Goffman’s cooling off period for Harvard has now ended and he is free to contact school officials. Ethics documents he signed — one in April 2021, the other in June that same year — said his recusal related to the Ivy League university lasted two years, finishing in January.
“What does it say that it seems as though he thought little of these restrictions until he was caught?” Chamberlain said. “What else does it say that EPA ethics looks to have been willing to let him off with something less than even a slap on the wrist?”
Goffman, who has spent decades working on Clean Air Act policy, has been acting head of EPA’s air office since Biden became president in January 2021. But Biden only tapped Goffman to lead the office on a Senate-confirmed basis in March 2022.
After the Senate Environment and Public Works Committee deadlocked on Goffman’s nomination during the 117th Congress, Biden renominated him for the job early this year. In April, the committee approved his bid on a 10-9 party-line vote.
Goffman’s path to confirmation is tight, considering the full Senate is split 51-49 between Democrats and Republicans. Further, Sen. Joe Manchin (D-W.Va.) announced last month that he would oppose all EPA nominees over the agency’s proposed power plant rules.
Yet there is no sign that scrutiny of Goffman’s ethics is a significant factor among GOP lawmakers. They already oppose his confirmation because of differences over climate regulations and other issues.
At Goffman’s first confirmation hearing in May 2022, Sen. Dan Sullivan (R-Alaska) asked about the email episode and whether Goffman had learned anything as a result.
“I certainly did,” Goffman replied. “The lesson I learned is don’t just read the subject line, read the ‘from’ address to make sure that I am absolutely 110 percent complying with my recusal obligation.”
“I am not trying to make a big deal about it,” Sullivan said. “I read the record. It looks like it was an honest mistake.”

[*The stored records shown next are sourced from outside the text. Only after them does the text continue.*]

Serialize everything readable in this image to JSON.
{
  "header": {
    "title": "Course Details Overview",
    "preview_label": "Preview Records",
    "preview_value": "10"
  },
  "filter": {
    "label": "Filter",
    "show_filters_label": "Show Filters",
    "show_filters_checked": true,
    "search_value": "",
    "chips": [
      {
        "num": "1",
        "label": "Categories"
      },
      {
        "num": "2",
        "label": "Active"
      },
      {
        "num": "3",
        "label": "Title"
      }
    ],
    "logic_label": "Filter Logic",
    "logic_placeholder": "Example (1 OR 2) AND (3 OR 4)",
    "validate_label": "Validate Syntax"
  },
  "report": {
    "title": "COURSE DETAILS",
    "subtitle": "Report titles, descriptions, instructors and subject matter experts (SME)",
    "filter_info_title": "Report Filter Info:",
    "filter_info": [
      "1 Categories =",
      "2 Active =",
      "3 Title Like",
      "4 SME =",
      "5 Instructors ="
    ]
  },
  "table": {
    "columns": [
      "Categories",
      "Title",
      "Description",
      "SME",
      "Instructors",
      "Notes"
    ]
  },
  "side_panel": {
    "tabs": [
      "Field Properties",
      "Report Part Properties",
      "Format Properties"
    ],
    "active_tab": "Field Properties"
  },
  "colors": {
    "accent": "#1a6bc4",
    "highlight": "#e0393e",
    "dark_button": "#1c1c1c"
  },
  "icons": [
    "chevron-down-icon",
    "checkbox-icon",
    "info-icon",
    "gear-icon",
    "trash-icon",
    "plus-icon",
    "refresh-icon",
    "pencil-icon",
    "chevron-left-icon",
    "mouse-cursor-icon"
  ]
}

Other senators have kept an eye on the EPA air nominee. Included in written questions following Goffman’s second confirmation hearing, EPW ranking member Shelley Moore Capito (R-W.Va.) noted “a potential lapse in the screening process” by Goffman that he self-reported to EPA’s IG.
She thus far has not sought to publicly highlight it further. A Capito spokesperson declined to comment when contacted for this story.
Meanwhile, Democrats are pushing to confirm Goffman. EPW Chair Tom Carper (D-Del.) “continues to work with his Senate colleagues on advancing Mr. Goffman’s nomination for this important leadership role at EPA,” said Jake Abbott, a Carper spokesperson.